Leadership is one of those words that carry a lot of weight but can have surprisingly little substance. Many CEOs get called leaders when they are anything but. Many teams have designated leaders who merely manage. True leadership is like great art, readily recognized but not easily duplicated.
This issue of Computerworld (U.S.), which is devoted to IT leadership, shines a spotlight on our Premier 100 IT Leaders for 2002. They are outstanding people who are leading by example, innovating in the face of recession and shaping the future of our industry. Yet what they really do best through their stories and their ideas is inspire. To me, that ability is far more tangible than lofty business-book concepts about leadership.
Beyond what you see in this issue, we offer a quick quiz at Computerworld.com to find out if your own leadership style pegs you as a Diplomat, a Strategist or something else. You’ll find tons of useful advice from our Premier 100 members on everything from smart career steps to highly recommended leadership resources. And a “survival guide” showcases leading-edge thinking on negotiating with vendors, coping with training needs and keeping employee morale high during budget droughts.
For those who prefer to experience IT leadership firsthand, we’re hosting our third annual Premier 100 IT Leaders Conference on March 3-5, 2002, in Palm Desert, Calif. Many of this year’s honorees, past winners and IT executives will join forces there to talk strategy and tactics about infrastructure, integration, security, ROI and emerging technologies.
When it comes to inspiring would-be IT leaders and aspiring CIOs, however, the best advice tends to come straight from the source. “Develop your skills as a storyteller,” recommends Tom Murphy, CIO at Royal Caribbean Cruises Ltd. “There is no more powerful way of getting a message across than through an effectively told story.” (Amen to that!)

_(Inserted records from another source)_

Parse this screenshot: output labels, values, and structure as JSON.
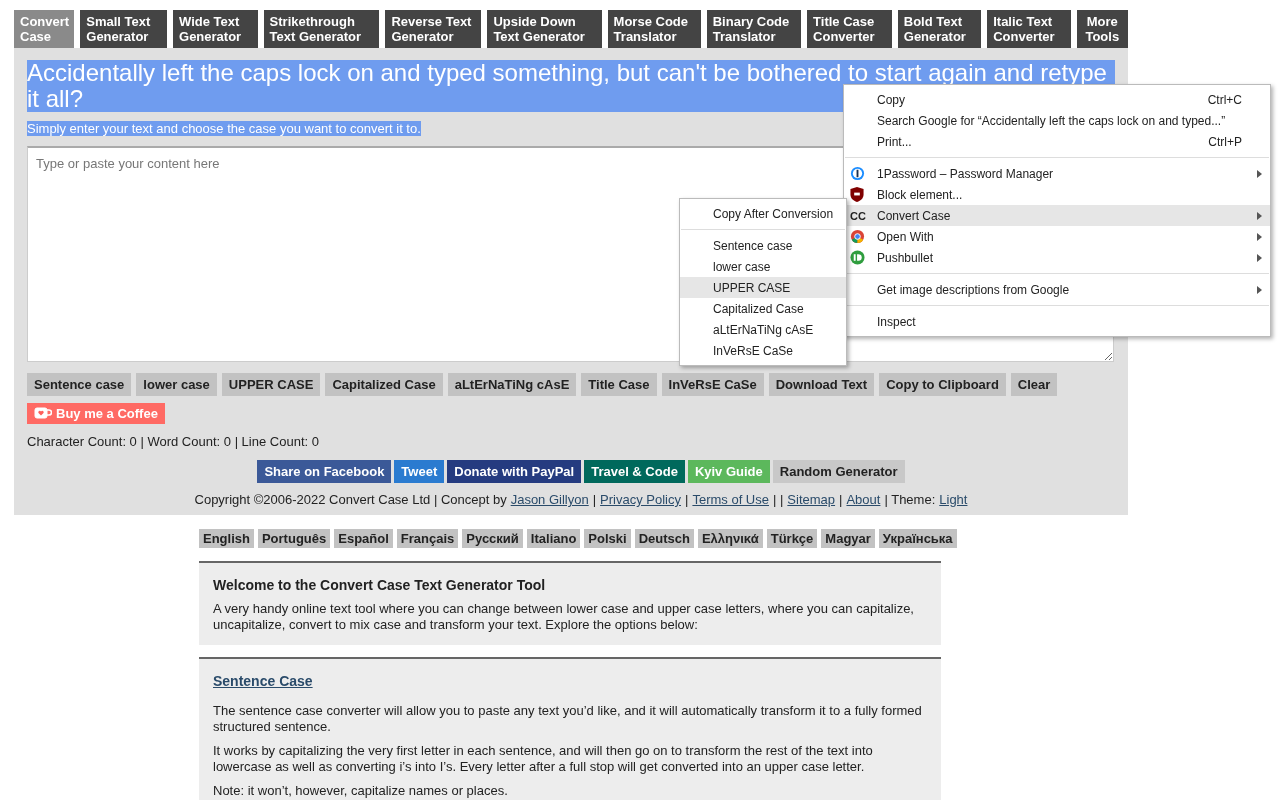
{
  "nav": [
    {
      "label": "Convert Case",
      "selected": true
    },
    {
      "label": "Small Text Generator",
      "selected": false
    },
    {
      "label": "Wide Text Generator",
      "selected": false
    },
    {
      "label": "Strikethrough Text Generator",
      "selected": false
    },
    {
      "label": "Reverse Text Generator",
      "selected": false
    },
    {
      "label": "Upside Down Text Generator",
      "selected": false
    },
    {
      "label": "Morse Code Translator",
      "selected": false
    },
    {
      "label": "Binary Code Translator",
      "selected": false
    },
    {
      "label": "Title Case Converter",
      "selected": false
    },
    {
      "label": "Bold Text Generator",
      "selected": false
    },
    {
      "label": "Italic Text Converter",
      "selected": false
    },
    {
      "label": "More Tools",
      "selected": false
    }
  ],
  "intro": {
    "heading": "Accidentally left the caps lock on and typed something, but can't be bothered to start again and retype it all?",
    "subtitle": "Simply enter your text and choose the case you want to convert it to.",
    "text_selected": true
  },
  "editor": {
    "placeholder": "Type or paste your content here"
  },
  "actions": [
    "Sentence case",
    "lower case",
    "UPPER CASE",
    "Capitalized Case",
    "aLtErNaTiNg cAsE",
    "Title Case",
    "InVeRsE CaSe",
    "Download Text",
    "Copy to Clipboard",
    "Clear"
  ],
  "coffee": "Buy me a Coffee",
  "counts": "Character Count: 0 | Word Count: 0 | Line Count: 0",
  "share": [
    {
      "label": "Share on Facebook",
      "color": "#3b5998"
    },
    {
      "label": "Tweet",
      "color": "#2a7bd0"
    },
    {
      "label": "Donate with PayPal",
      "color": "#253b80"
    },
    {
      "label": "Travel & Code",
      "color": "#00695c"
    },
    {
      "label": "Kyiv Guide",
      "color": "#5cb85c"
    },
    {
      "label": "Random Generator",
      "color": "#c8c8c8"
    }
  ],
  "footer": [
    {
      "kind": "text",
      "text": "Copyright ©2006-2022 Convert Case Ltd | Concept by"
    },
    {
      "kind": "link",
      "text": "Jason Gillyon"
    },
    {
      "kind": "text",
      "text": "|"
    },
    {
      "kind": "link",
      "text": "Privacy Policy"
    },
    {
      "kind": "text",
      "text": "|"
    },
    {
      "kind": "link",
      "text": "Terms of Use"
    },
    {
      "kind": "text",
      "text": "| |"
    },
    {
      "kind": "link",
      "text": "Sitemap"
    },
    {
      "kind": "text",
      "text": "|"
    },
    {
      "kind": "link",
      "text": "About"
    },
    {
      "kind": "text",
      "text": "| Theme:"
    },
    {
      "kind": "link",
      "text": "Light"
    }
  ],
  "languages": [
    "English",
    "Português",
    "Español",
    "Français",
    "Русский",
    "Italiano",
    "Polski",
    "Deutsch",
    "Ελληνικά",
    "Türkçe",
    "Magyar",
    "Українська"
  ],
  "welcome": {
    "title": "Welcome to the Convert Case Text Generator Tool",
    "text": "A very handy online text tool where you can change between lower case and upper case letters, where you can capitalize, uncapitalize, convert to mix case and transform your text. Explore the options below:"
  },
  "section": {
    "title": "Sentence Case",
    "paragraphs": [
      "The sentence case converter will allow you to paste any text you’d like, and it will automatically transform it to a fully formed structured sentence.",
      "It works by capitalizing the very first letter in each sentence, and will then go on to transform the rest of the text into lowercase as well as converting i’s into I’s. Every letter after a full stop will get converted into an upper case letter.",
      "Note: it won’t, however, capitalize names or places."
    ]
  },
  "context_menu": {
    "groups": [
      [
        {
          "label": "Copy",
          "shortcut": "Ctrl+C",
          "submenu": false,
          "highlighted": false
        },
        {
          "label": "Search Google for “Accidentally left the caps lock on and typed...”",
          "submenu": false,
          "highlighted": false
        },
        {
          "label": "Print...",
          "shortcut": "Ctrl+P",
          "submenu": false,
          "highlighted": false
        }
      ],
      [
        {
          "label": "1Password – Password Manager",
          "kind": "password",
          "submenu": true,
          "highlighted": false
        },
        {
          "label": "Block element...",
          "kind": "shield",
          "submenu": false,
          "highlighted": false
        },
        {
          "label": "Convert Case",
          "kind": "badge",
          "badge": "CC",
          "submenu": true,
          "highlighted": true
        },
        {
          "label": "Open With",
          "kind": "chrome",
          "submenu": true,
          "highlighted": false
        },
        {
          "label": "Pushbullet",
          "kind": "pushbullet",
          "submenu": true,
          "highlighted": false
        }
      ],
      [
        {
          "label": "Get image descriptions from Google",
          "submenu": true,
          "highlighted": false
        }
      ],
      [
        {
          "label": "Inspect",
          "submenu": false,
          "highlighted": false
        }
      ]
    ]
  },
  "submenu": {
    "groups": [
      [
        {
          "label": "Copy After Conversion",
          "highlighted": false
        }
      ],
      [
        {
          "label": "Sentence case",
          "highlighted": false
        },
        {
          "label": "lower case",
          "highlighted": false
        },
        {
          "label": "UPPER CASE",
          "highlighted": true
        },
        {
          "label": "Capitalized Case",
          "highlighted": false
        },
        {
          "label": "aLtErNaTiNg cAsE",
          "highlighted": false
        },
        {
          "label": "InVeRsE CaSe",
          "highlighted": false
        }
      ]
    ]
  }
}
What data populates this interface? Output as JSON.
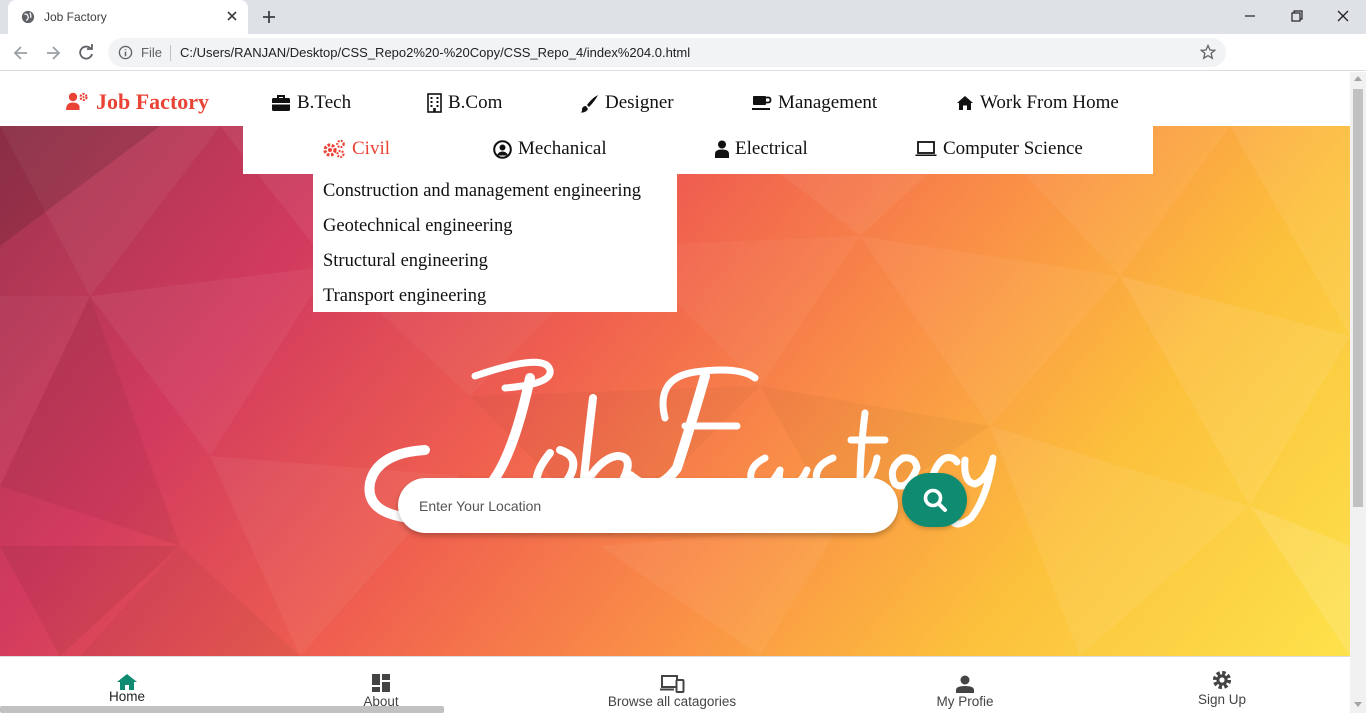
{
  "browser": {
    "tab_title": "Job Factory",
    "file_label": "File",
    "url": "C:/Users/RANJAN/Desktop/CSS_Repo2%20-%20Copy/CSS_Repo_4/index%204.0.html"
  },
  "navbar": {
    "brand": "Job Factory",
    "items": [
      {
        "label": "B.Tech",
        "icon": "briefcase-icon"
      },
      {
        "label": "B.Com",
        "icon": "building-icon"
      },
      {
        "label": "Designer",
        "icon": "paintbrush-icon"
      },
      {
        "label": "Management",
        "icon": "coffee-icon"
      },
      {
        "label": "Work From Home",
        "icon": "home-icon"
      }
    ]
  },
  "subnav": {
    "items": [
      {
        "label": "Civil",
        "icon": "cogs-icon",
        "active": true
      },
      {
        "label": "Mechanical",
        "icon": "user-circle-icon"
      },
      {
        "label": "Electrical",
        "icon": "user-icon"
      },
      {
        "label": "Computer Science",
        "icon": "laptop-icon"
      }
    ]
  },
  "dropdown": {
    "items": [
      "Construction and management engineering",
      "Geotechnical engineering",
      "Structural engineering",
      "Transport engineering"
    ]
  },
  "hero": {
    "logo_text": "Job Factory",
    "search_placeholder": "Enter Your Location"
  },
  "bottom_nav": {
    "items": [
      {
        "label": "Home",
        "icon": "home-icon",
        "active": true
      },
      {
        "label": "About",
        "icon": "dashboard-icon"
      },
      {
        "label": "Browse all catagories",
        "icon": "devices-icon"
      },
      {
        "label": "My Profie",
        "icon": "person-icon"
      },
      {
        "label": "Sign Up",
        "icon": "settings-icon"
      }
    ]
  },
  "colors": {
    "brand_red": "#ea4335",
    "search_green": "#0f8b72",
    "active_home_green": "#0f8b72"
  }
}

Or listen to David Hager, vice-president of network security and disaster recovery at OppenheimerFunds Distributor: “Exceptional leaders are those who can inspire, who can evoke skill, desire and passion within the people around them.”
Finally, consider what Craig Luigart, CIO at the U.S. Department of Education, has to say: “Never stop learning. You’ve hitched a ride on a discipline that changes every two to three years in ways none of us can imagine.”
What an inspiring thought for the launch of a new year.
Maryfran Johnson is editor in chief of Computerworld (U.S.). You can contact her at[email protected].